In 1920's Chicago, the film follows a blues band led by singer Ma Rainey played masterfully by Viola Davis, and the tension that arises along with her trumpeter Levee, playing by Boseman. It also tackles social issues relevant to those times well, giving it some significance.

A talent gone too soon

Boseman left his stamp on the film industry, appearing in "Get on Up," "Marshall," and "42" playing black icons James Brown, Jackie Robinson, and Thurgood Marshall.

His performances as The Black Panther starting with his introduction in 2016's "Captain America: Civil War" 2018's "Black Panther," as well as "Avenger's: Infinity War," and "Avenger's Endgame," the biggest movie of all time stood the test of time and should never be forgotten.

After the announcement of his death and secret four year battle with Colon Cancer, the world was shocked at how someone so young and talented could be taken so early. His final performance is his greatest giving audiences everything he had in it.

Boseman, Davis shine

Boseman's performance as Levee is out of this world, giving audiences a wide range of arrogant trumpeter emotions.

He fully embodies the complex character just as he did playing black icons. His performance will surely get him nominated at next year's Oscars.

Davis, as always, gives an amazing performance, this time as Blues Singer Ma Rainey. She disappears into the character and makes you forget she's acting. Davis, too, may very well be honored at the Oscars next year.

Supporting characters shine

While Boseman and Davis anchor the film, Colman Domingo and Glynn Turman also give great performances as their bandmate's Cutler and Toledo, respectively. The arguments they have with Levee resonate well. They create an accurate picture of tensions that arise behind the scenes.

Greatly assured direction, writing

Wolfe's effort to make the film seem more of a movie and less of a stage production really stood out. While the majority of the scenes are in the recording studio, Wolfe makes the audience believe that this is indeed a movie and not a stage play, on which this is based on. Ruben Santiago-Hudson's writing really captures the essence of Wilson's words of which the actors also successfully do, and creates an engaging film.
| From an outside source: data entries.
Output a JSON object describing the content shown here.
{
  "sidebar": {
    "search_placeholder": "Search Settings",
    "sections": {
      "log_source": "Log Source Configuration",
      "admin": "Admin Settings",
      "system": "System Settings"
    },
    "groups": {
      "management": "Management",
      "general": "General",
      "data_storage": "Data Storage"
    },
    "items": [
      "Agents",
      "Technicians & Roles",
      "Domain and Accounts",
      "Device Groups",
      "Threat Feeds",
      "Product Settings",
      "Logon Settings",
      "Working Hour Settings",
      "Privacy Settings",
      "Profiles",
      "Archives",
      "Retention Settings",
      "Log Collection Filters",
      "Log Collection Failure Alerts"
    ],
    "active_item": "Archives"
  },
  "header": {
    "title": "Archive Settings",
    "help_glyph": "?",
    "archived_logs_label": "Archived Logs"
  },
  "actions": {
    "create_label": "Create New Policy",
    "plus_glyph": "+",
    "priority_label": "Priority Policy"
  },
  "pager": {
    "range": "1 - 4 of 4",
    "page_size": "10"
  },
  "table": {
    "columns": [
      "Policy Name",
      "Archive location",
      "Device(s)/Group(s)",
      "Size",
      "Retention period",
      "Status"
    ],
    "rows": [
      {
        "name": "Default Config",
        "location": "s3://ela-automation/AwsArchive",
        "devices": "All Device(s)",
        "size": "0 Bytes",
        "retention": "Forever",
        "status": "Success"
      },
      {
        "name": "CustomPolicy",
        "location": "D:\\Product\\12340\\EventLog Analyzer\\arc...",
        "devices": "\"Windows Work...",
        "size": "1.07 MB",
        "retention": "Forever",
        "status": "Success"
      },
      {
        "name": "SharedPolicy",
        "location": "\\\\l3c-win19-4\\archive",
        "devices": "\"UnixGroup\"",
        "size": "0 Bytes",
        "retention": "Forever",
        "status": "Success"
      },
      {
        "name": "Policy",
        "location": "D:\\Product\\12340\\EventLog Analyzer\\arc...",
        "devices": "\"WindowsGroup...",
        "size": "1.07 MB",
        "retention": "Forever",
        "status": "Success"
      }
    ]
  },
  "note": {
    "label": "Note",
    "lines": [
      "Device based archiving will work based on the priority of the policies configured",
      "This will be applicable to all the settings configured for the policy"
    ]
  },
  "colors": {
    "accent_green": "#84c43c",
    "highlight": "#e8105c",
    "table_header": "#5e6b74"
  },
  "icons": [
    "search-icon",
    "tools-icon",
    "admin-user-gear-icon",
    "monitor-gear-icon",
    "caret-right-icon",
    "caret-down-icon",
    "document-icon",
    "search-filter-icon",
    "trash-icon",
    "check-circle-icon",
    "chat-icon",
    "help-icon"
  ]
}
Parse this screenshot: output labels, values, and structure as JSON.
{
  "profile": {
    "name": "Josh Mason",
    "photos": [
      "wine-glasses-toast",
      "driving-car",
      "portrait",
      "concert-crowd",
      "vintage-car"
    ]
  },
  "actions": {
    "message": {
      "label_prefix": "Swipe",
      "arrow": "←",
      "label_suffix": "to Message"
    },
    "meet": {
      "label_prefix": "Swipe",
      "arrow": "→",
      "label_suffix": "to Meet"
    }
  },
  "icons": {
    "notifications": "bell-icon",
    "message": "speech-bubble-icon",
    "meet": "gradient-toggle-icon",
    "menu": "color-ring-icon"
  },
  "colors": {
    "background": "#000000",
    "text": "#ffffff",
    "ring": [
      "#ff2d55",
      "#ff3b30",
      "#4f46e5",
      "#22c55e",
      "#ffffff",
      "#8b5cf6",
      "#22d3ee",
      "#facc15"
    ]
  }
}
Overall, this was a great adaption of a famous August Wilson play and may very well be honored at next year's Oscars. Boseman and Davis give amazing performances and Wolfe's assured direction and Santiago-Hudson's